But even non-designers can learn something from Rand. He was, after all, well known for being an inspirational teacher at Yale. In 1998, two years after his death, SVA held a symposium in his honor. Attendees received an extremely limited edition book of his thoughts and quotes about design, which has remained extremely limited until now, thanks to Steven Heller, who’s made it available in PDF via his blog The Daily Heller.

What’s instructive about this thin volume is the critical mass of inspiring ideas and off-hand comments forging a designer’s philosophy. In fact, in the section on ‘Philosophy’ he said:

“Design is a way of life, a point of view. It involves the whole complex of visual communications: talent, creative ability, manual skill, and technical knowledge. Aesthetics and economics, technology and psychology are intrinsically related to the process.”

Other highlights include:

-Good design adds value of some kind, gives meaning, and, not incidentally, can be sheer pleasure to behold; it respects the viewer’s sensibilities and rewards the entrepreneur.

-To design is to transform prose into poetry.

-What the designer and his client have in common is a license to practice without a license.

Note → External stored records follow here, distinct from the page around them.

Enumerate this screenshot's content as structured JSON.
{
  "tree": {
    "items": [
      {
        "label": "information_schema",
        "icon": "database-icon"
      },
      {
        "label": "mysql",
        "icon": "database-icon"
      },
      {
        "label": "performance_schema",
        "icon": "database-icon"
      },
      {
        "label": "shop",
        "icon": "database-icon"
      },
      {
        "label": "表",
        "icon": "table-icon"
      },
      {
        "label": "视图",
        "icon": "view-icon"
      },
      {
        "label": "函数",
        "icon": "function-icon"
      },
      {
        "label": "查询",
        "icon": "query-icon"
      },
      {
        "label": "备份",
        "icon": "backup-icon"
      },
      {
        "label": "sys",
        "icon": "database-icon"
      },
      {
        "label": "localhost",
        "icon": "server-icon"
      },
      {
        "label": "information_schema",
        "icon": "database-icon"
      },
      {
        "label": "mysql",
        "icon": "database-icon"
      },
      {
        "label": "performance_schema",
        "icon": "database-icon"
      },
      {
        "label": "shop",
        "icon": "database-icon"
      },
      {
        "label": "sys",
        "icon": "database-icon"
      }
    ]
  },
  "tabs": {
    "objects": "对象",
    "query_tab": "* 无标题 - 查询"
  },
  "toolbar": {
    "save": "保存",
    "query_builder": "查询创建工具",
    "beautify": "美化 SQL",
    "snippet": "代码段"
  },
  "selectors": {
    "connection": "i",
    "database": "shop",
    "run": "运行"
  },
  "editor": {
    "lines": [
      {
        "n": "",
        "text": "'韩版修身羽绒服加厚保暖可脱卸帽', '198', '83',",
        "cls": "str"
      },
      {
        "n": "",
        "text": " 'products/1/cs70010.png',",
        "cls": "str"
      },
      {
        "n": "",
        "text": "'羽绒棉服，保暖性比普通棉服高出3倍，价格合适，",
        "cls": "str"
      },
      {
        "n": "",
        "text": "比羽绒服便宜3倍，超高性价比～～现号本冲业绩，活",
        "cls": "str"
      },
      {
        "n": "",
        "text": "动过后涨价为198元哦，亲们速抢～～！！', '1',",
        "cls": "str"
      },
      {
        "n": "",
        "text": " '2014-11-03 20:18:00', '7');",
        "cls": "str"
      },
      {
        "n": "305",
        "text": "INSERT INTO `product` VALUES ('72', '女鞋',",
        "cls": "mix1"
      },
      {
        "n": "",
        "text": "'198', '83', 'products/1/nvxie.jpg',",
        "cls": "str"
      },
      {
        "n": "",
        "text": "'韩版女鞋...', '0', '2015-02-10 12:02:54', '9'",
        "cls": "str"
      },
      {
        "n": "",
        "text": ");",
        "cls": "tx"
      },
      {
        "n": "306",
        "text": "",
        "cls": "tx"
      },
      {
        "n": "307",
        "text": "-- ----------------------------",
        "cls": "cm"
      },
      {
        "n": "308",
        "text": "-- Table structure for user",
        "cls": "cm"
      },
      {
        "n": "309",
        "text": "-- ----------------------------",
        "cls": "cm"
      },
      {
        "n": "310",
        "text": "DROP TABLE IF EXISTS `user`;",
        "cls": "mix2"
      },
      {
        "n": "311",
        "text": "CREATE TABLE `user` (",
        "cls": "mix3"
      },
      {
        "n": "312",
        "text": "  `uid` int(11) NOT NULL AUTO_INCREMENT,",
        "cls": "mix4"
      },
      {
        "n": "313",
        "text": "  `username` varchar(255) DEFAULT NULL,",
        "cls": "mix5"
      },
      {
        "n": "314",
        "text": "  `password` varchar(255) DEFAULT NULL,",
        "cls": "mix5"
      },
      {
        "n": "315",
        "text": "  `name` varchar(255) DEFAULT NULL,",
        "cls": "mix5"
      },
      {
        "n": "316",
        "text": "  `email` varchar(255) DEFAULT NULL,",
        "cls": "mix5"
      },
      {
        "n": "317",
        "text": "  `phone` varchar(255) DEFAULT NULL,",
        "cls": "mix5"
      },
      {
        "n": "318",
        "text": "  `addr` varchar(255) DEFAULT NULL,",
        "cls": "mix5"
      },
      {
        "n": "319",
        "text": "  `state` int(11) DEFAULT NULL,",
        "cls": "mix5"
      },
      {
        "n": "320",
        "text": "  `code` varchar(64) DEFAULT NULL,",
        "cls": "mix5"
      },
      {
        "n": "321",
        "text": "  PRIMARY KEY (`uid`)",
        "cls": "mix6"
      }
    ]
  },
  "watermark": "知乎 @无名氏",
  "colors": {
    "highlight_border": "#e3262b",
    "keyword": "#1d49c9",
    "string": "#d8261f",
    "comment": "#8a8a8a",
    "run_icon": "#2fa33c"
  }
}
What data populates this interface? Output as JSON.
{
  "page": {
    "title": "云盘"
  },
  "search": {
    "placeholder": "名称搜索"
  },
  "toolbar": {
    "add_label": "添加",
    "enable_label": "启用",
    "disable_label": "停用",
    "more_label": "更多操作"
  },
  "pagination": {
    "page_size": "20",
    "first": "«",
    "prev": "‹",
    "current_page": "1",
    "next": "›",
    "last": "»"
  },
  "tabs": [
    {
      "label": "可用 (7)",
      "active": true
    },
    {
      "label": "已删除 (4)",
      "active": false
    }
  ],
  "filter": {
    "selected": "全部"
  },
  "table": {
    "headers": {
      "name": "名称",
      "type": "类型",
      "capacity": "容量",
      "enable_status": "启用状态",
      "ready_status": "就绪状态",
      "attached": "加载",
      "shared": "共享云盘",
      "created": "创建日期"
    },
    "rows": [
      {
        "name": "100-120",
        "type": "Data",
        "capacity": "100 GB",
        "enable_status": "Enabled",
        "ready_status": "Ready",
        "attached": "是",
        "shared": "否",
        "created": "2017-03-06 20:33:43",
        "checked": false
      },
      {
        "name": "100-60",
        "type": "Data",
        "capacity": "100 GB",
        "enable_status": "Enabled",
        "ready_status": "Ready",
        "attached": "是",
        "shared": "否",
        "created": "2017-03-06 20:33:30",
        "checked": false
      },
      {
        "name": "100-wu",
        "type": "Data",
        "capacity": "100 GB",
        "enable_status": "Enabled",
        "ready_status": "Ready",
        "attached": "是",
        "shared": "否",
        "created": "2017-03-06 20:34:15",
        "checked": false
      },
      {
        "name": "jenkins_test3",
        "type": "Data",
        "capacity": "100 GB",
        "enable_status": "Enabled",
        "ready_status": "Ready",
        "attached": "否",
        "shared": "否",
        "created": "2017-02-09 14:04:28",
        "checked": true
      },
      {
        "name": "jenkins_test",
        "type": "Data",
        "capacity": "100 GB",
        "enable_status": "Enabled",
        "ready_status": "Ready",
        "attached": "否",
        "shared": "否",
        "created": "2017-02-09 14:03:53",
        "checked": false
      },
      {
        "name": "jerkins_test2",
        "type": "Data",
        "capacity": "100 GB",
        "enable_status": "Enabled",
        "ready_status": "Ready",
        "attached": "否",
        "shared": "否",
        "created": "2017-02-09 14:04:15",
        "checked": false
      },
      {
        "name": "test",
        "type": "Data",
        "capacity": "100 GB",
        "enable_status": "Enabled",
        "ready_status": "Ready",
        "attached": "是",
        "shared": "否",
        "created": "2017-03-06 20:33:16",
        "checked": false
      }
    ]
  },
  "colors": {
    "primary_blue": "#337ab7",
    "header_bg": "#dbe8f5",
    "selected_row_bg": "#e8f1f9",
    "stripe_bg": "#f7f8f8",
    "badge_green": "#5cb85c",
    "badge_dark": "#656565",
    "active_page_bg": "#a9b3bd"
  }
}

-There are designers with a sense of humor and there are those without. Given the same content, the success is in the delivery. Groucho Marx can make anything funny, while others with similar material might just be tiresome.